Pete Sixsmith uses Sixer’s Soapbox to deliver warm eulogies to two great characters of the game who have died in the past week or so …
The death of Jimmy Adamson at the ripe old age of 82, makes me think, with some fondness, of the days when managers were not subject to the intense scrutiny that the likes of myself, Birflatt Boy, M Salut and many others put them under. How many current managers would have survived Adamson’s first months at the club?
For those too young to know or too forgetful to recall, he was appointed in December 1976, with the club in 21st position in the old First Division.
Bob Stokoe had resigned in October and Ian McFarlane had taken over as caretaker. I gather he was not very popular with the players and they may well have been pleased to see the back of him.
Adamson came in with a good pedigree as a player and a coach. He had captained Burnley to the League Championship in 1960 and had gone to the 1962 World Cup as a player – although he became Walter Winterbottom’s chief confidant and preferred successor.
Back he went to Turf Moor and became chief coach and eventually manager, supervising one relegation and one promotion in his time as boss. He brought on good players like Martin Dobson, Leighton James and Frank Casper before he fell out with Burnley’s shy and retiring chairman, Bob Lord, King of the Sausages.
He had been out of the game when he was appointed as Sunderland manager and he made a dreadful start, losing his first seven league games and going out to Third Division Wrexham in the FA Cup. His Ashington roots suggest that he had followed the Black and Whites as a youngster, but nobody seemed to hold that against him – no more than they had done Bob Stokoe.
The turning point came when he cleared out the old guard (Dick Malone, Ray Train, Billy Hughes) and brought in three fresh faced youngsters who were to have a great impact on Sunderland AFC over the next few years – Kevin Arnott, Shaun Elliott and Gary Rowell.
A couple of goalless draws against Stoke and Arsenal stopped the rot and then we went on a glorious run, losing only three of the last 16 games. In successive home games we scored four against Middlesbrough and then consecutive sixes against West Brom and West Ham, leading to vast expectations from the Roker faithful.
That we went down was probably due to dropped home points against Newcastle and Derby County as much as the last day fiddle involving Jimmy Hill – but it’s much more fun to blame the ski jump chinned one than it is to be realistic.
The next season we were favourites to storm back, but it never really happened and after a reasonable start to the 78-79 season, he was head hunted by First Division Leeds United to replace Jock Stein and took off for an unhappy two years at Elland Road.
He didn’t achieve a great deal on the surface, but he did bring through the three previously mentioned and gave Joe Bolton and Rob (“Thunderboots”) Hindmarsh regular places in the first team, so I reckon he deserves our thanks for almost turning the team round after a horrible start to life in the First Division.
A couple of days previously, the wonderful Hungarian centre forward Florian Albert had died in Budapest after heart surgery.
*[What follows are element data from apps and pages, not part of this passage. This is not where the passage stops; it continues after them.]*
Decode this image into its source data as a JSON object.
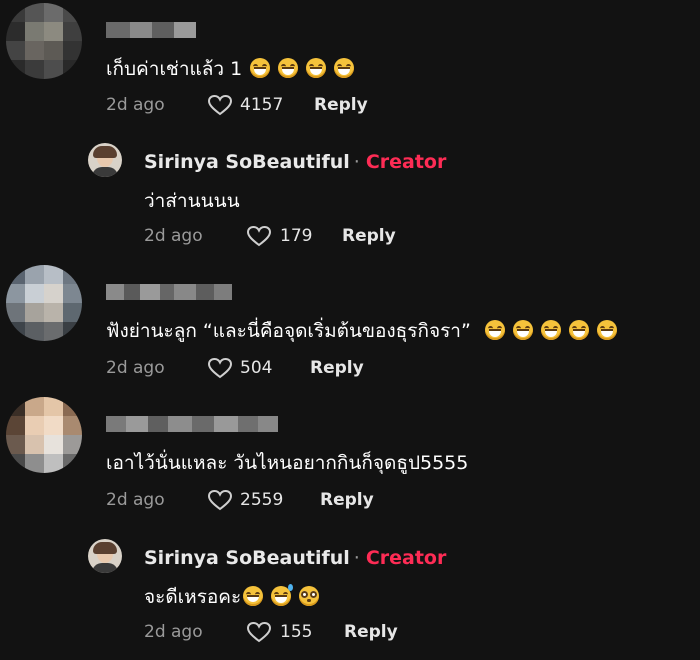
{
  "comments": [
    {
      "author": "",
      "text": "เก็บค่าเช่าแล้ว 1",
      "emojis": [
        "laugh-tears",
        "laugh-tears",
        "laugh-tears",
        "laugh-tears"
      ],
      "time": "2d ago",
      "likes": "4157",
      "reply_label": "Reply"
    },
    {
      "author": "Sirinya SoBeautiful",
      "separator": "·",
      "badge": "Creator",
      "text": "ว่าส่านนนน",
      "emojis": [],
      "time": "2d ago",
      "likes": "179",
      "reply_label": "Reply"
    },
    {
      "author": "",
      "text": "ฟังย่านะลูก “และนี่คือจุดเริ่มต้นของธุรกิจรา”",
      "emojis": [
        "laugh-tears",
        "laugh-tears",
        "laugh-tears",
        "laugh-tears",
        "laugh-tears"
      ],
      "time": "2d ago",
      "likes": "504",
      "reply_label": "Reply"
    },
    {
      "author": "",
      "text": "เอาไว้นั่นแหละ วันไหนอยากกินก็จุดธูป5555",
      "emojis": [],
      "time": "2d ago",
      "likes": "2559",
      "reply_label": "Reply"
    },
    {
      "author": "Sirinya SoBeautiful",
      "separator": "·",
      "badge": "Creator",
      "text": "จะดีเหรอคะ",
      "emojis": [
        "grin",
        "sweat-smile",
        "flushed"
      ],
      "time": "2d ago",
      "likes": "155",
      "reply_label": "Reply"
    }
  ],
  "colors": {
    "background": "#121212",
    "creator_badge": "#fe2c55",
    "muted": "#9a9a9a"
  }
}
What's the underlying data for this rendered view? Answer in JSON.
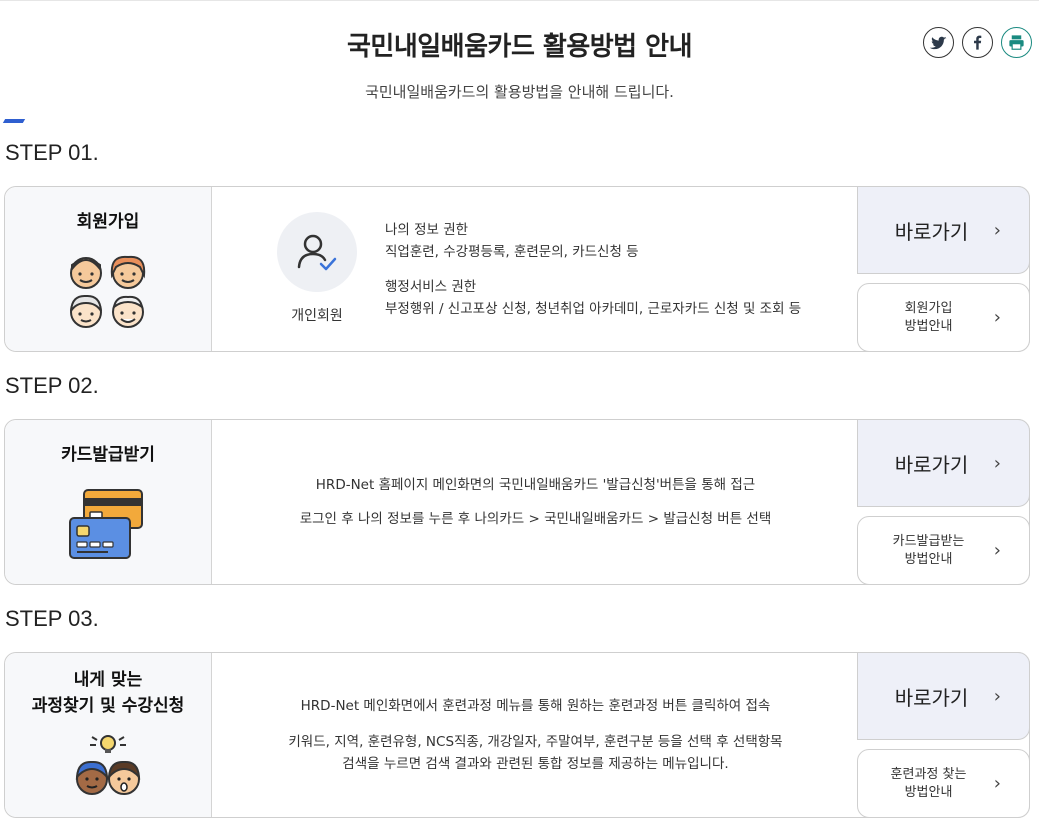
{
  "header": {
    "title": "국민내일배움카드 활용방법 안내",
    "subtitle": "국민내일배움카드의 활용방법을 안내해 드립니다."
  },
  "share": {
    "twitter_icon": "twitter-icon",
    "facebook_icon": "facebook-icon",
    "print_icon": "print-icon",
    "print_color": "#1a8a80"
  },
  "steps": [
    {
      "label": "STEP 01.",
      "name": "회원가입",
      "illustration": "four-people-faces-icon",
      "member": {
        "label": "개인회원",
        "icon": "user-check-icon"
      },
      "permissions": [
        {
          "title": "나의 정보 권한",
          "desc": "직업훈련, 수강평등록, 훈련문의, 카드신청 등"
        },
        {
          "title": "행정서비스 권한",
          "desc": "부정행위 / 신고포상 신청, 청년취업 아카데미, 근로자카드 신청 및 조회 등"
        }
      ],
      "go_label": "바로가기",
      "how_label": "회원가입\n방법안내"
    },
    {
      "label": "STEP 02.",
      "name": "카드발급받기",
      "illustration": "credit-cards-icon",
      "lines": [
        "HRD-Net 홈페이지 메인화면의 국민내일배움카드 '발급신청'버튼을 통해 접근",
        "로그인 후 나의 정보를 누른 후 나의카드 > 국민내일배움카드 > 발급신청 버튼 선택"
      ],
      "go_label": "바로가기",
      "how_label": "카드발급받는\n방법안내"
    },
    {
      "label": "STEP 03.",
      "name_line1": "내게 맞는",
      "name_line2": "과정찾기 및 수강신청",
      "illustration": "idea-people-icon",
      "lines": [
        "HRD-Net 메인화면에서 훈련과정 메뉴를 통해 원하는 훈련과정 버튼 클릭하여 접속",
        "키워드, 지역, 훈련유형, NCS직종, 개강일자, 주말여부, 훈련구분 등을 선택 후 선택항목",
        "검색을 누르면 검색 결과와 관련된 통합 정보를 제공하는 메뉴입니다."
      ],
      "go_label": "바로가기",
      "how_label": "훈련과정 찾는\n방법안내"
    }
  ],
  "colors": {
    "accent": "#2f5fd0",
    "go_button_bg": "#eef0f8",
    "left_panel_bg": "#f7f8fa"
  }
}
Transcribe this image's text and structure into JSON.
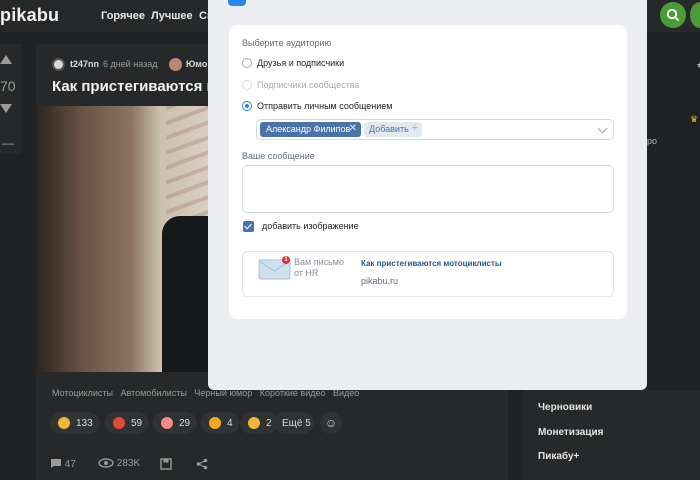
{
  "header": {
    "logo": "pikabu",
    "nav": [
      "Горячее",
      "Лучшее",
      "Св"
    ]
  },
  "rail": {
    "rating": "70",
    "dash": "—"
  },
  "post": {
    "author": "t247nn",
    "time": "6 дней назад",
    "community": "Юмо",
    "title": "Как пристегиваются мот",
    "tags": [
      "Мотоциклисты",
      "Автомобилисты",
      "Черный юмор",
      "Короткие видео",
      "Видео"
    ],
    "reactions": [
      {
        "count": "133",
        "color": "#f3b53b"
      },
      {
        "count": "59",
        "color": "#e04a3a"
      },
      {
        "count": "29",
        "color": "#f28c8c"
      },
      {
        "count": "4",
        "color": "#f5a623"
      },
      {
        "count": "2",
        "color": "#f3b53b"
      }
    ],
    "more_reactions": "Ещё 5",
    "comments": "47",
    "views": "283K"
  },
  "sidebar": {
    "items": [
      "Черновики",
      "Монетизация",
      "Пикабу+"
    ],
    "frag_ro": "ро"
  },
  "share_modal": {
    "audience_label": "Выберите аудиторию",
    "options": [
      {
        "label": "Друзья и подписчики",
        "state": "unchecked"
      },
      {
        "label": "Подписчики сообщества",
        "state": "disabled"
      },
      {
        "label": "Отправить личным сообщением",
        "state": "checked"
      }
    ],
    "recipient": "Александр Филипов",
    "add_label": "Добавить",
    "message_label": "Ваше сообщение",
    "message_value": "",
    "attach_label": "добавить изображение",
    "attachment": {
      "badge": "1",
      "thumb_text": "Вам письмо от HR",
      "title": "Как пристегиваются мотоциклисты",
      "domain": "pikabu.ru"
    }
  },
  "colors": {
    "accent": "#2688eb",
    "chip": "#4a74a8",
    "link": "#2a5885",
    "green": "#4b9b3b"
  }
}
Nicknamed “The Emperor”, here was a player who combined the touch of David Silva with the goalscoring record of Brian Clough and he was one of the finest players I ever saw.
His Sunderland connections are fleeting – he played at Roker Park on the losing side in the World Cup Quarter Final against the USSR – but he was one of my favourite players of all time, mostly because of his performance in a group game against Brazil.
He had a subtlety of touch that has rarely been seen since. If you summon this game up, look for the ball he plays to Ferenc Bene, allowing Bene to set up Janos Farkas for Hungary’s second and my best ever goal. A truly wonderful pass and so typical of him. See the clip below.
RIP, two distinguished figures who epitomised all that was classy about football. Carlos Tevez and Asamoah Gyan eat your hearts out.
* With thanks to the Clarets Mad Burnley fan site